In 2001, EPS for hospitalized patients with encephalitis of unknown etiology is recommended for the continental United States (5). All suspect WNV illnesses should be screened by testing CSF and appropriately timed acute and convalescent serum specimens for IgM ELISA antibody. Appropriately timed acute and convalescent serum samples should be tested for a four-fold or greater rise in WNV-specific neutralizing antibody. With the availability of commercial laboratory testing for WNV, jurisdictions are encouraged to identify patients with commercial laboratory reports indicative of recent WNV infection and to verify these results by viral-specific neutralizing antibody testing. Monitoring of milder illnesses (e.g., aseptic meningitis or GBS) depends on jurisdictions' resources and should be a lower priority. AS should be considered in areas with known WNV activity on the basis of bird and mosquito surveillance data. Jurisdictions in the northeastern, central, and western United States should begin human surveillance by June 2001 or earlier if other surveillance activities, such as avian mortality surveillance, demonstrate WNV activity. WNV could circulate throughout the year in some areas, especially the Gulf States; therefore, human surveillance should be considered year round in southern states. Because the ELISA and hemagglutination-inhibition test can be cross-reactive between WNV, St. Louis encephalitis, yellow fever, dengue, and Powassan viruses, patients who test positive for antibodies to these viruses should be tested for specific neutralizing antibody.
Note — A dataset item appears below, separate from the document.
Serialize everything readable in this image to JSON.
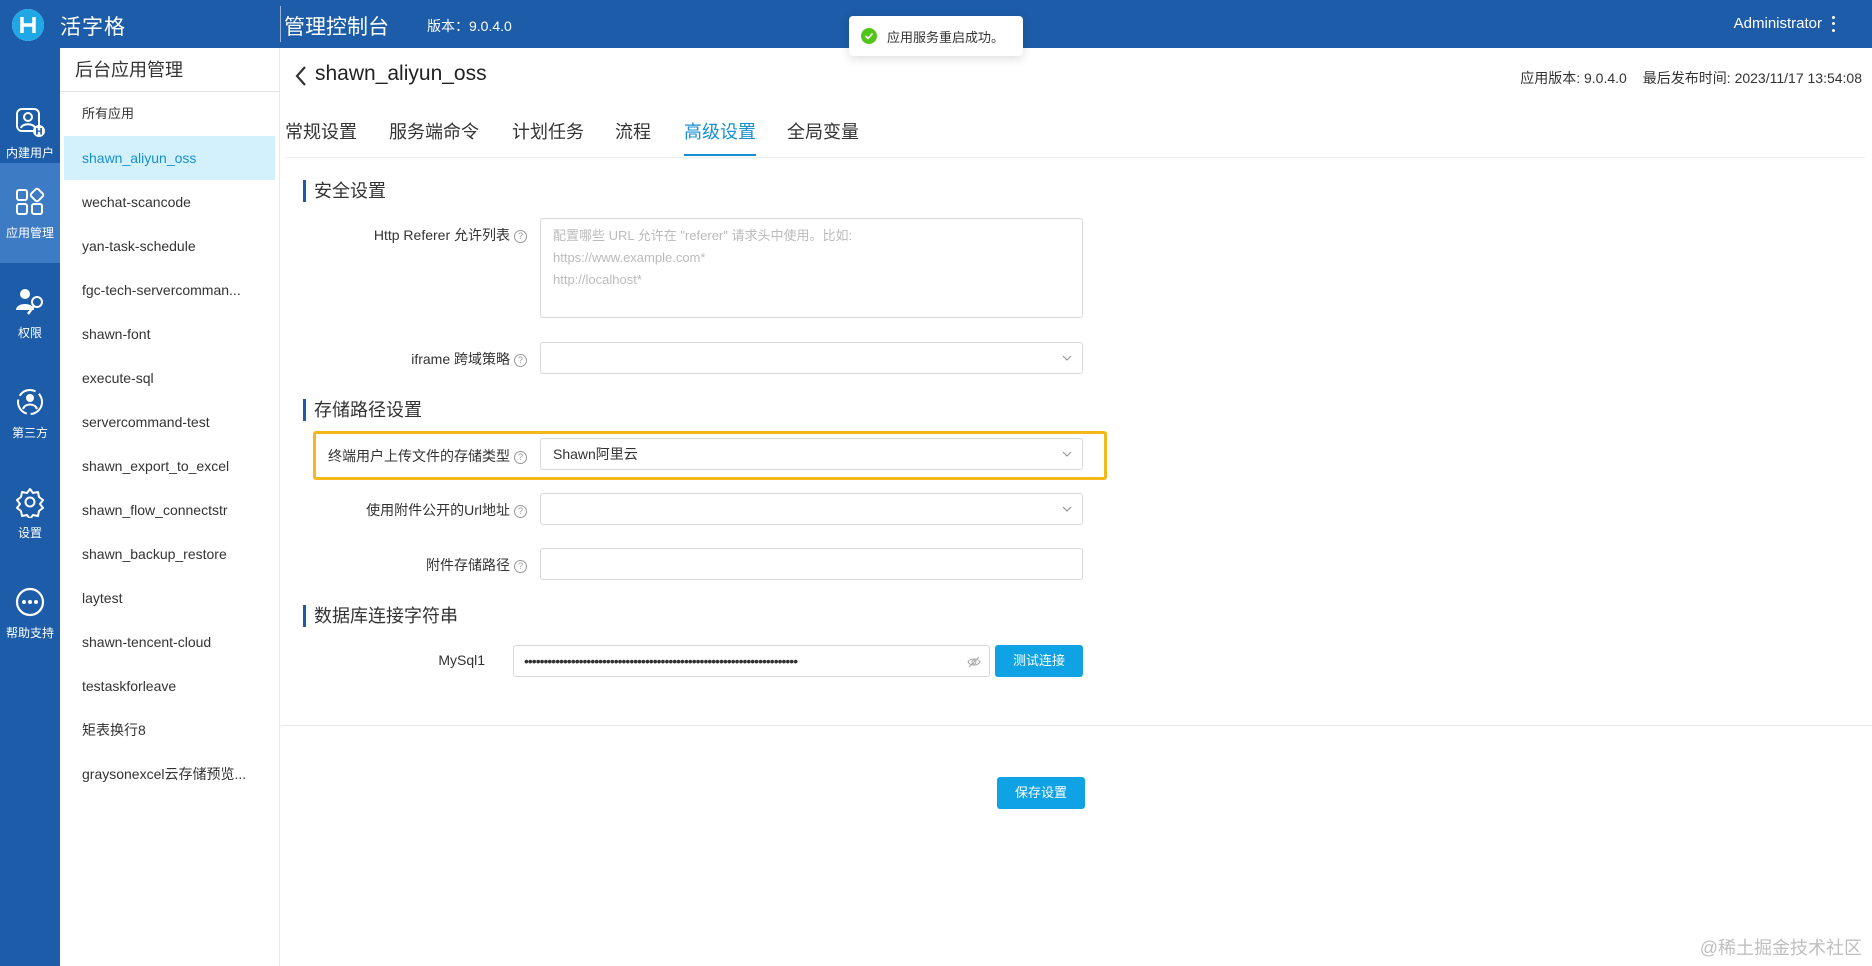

  1. CDC. Update: surveillance for West Nile virus in overwintering mosquitoes---New York, 2000. MMWR 2000;49:178--9.
  2. CDC. Serosurveys for West Nile virus infection---New York and Connecticut counties, 2000. MMWR 2001;50:37--9.
  3. Tsai TF, Popovici F, Cernescu C, et al. West Nile encephalitis epidemic in southeastern Romania. Lancet 1998;352:767--71.
  4. Tunkel AR, Scheld WM. Acute meningitis. In: Mandell GL, Bennett JE, Dolin R, eds. Principles and practice of infectious diseases. Philadelphia, Pennsylvania: Churchill Livingstone, 2000:960--1.
  5. CDC. Revised guidelines for surveillance, prevention, and control of West Nile virus infection---United States, 2001. Available at Accessed April 2001.

*AS=Health department-initiated contact with health-care providers to solicit reports; EPS=passive surveillance (i.e., health-care provider-initiated reports) enhanced by general alerts to key health-care personnel (e.g., primary-care providers, infectious disease physicians, and hospital infection-control personnel).

Disclaimer   All MMWR HTML versions of articles are electronic conversions from ASCII text into HTML. This conversion may have resulted in character translation or format errors in the HTML version. Users should not rely on this HTML document, but are referred to the electronic PDF version and/or the original MMWR paper copy for the official text, figures, and tables. An original paper copy of this issue can be obtained from the Superintendent of Documents, U.S. Government Printing Office (GPO), Washington, DC 20402-9371; telephone: (202) 512-1800. Contact GPO for current prices.

**Questions or messages regarding errors in formatting should be addressed to

Page converted: 4/12/2001


Safer, Healthier People

Morbidity and Mortality Weekly Report
Centers for Disease Control and Prevention
1600 Clifton Rd, MailStop E-90, Atlanta, GA 30333, U.S.A


Department of Health
and Human Services

This page last reviewed 5/2/01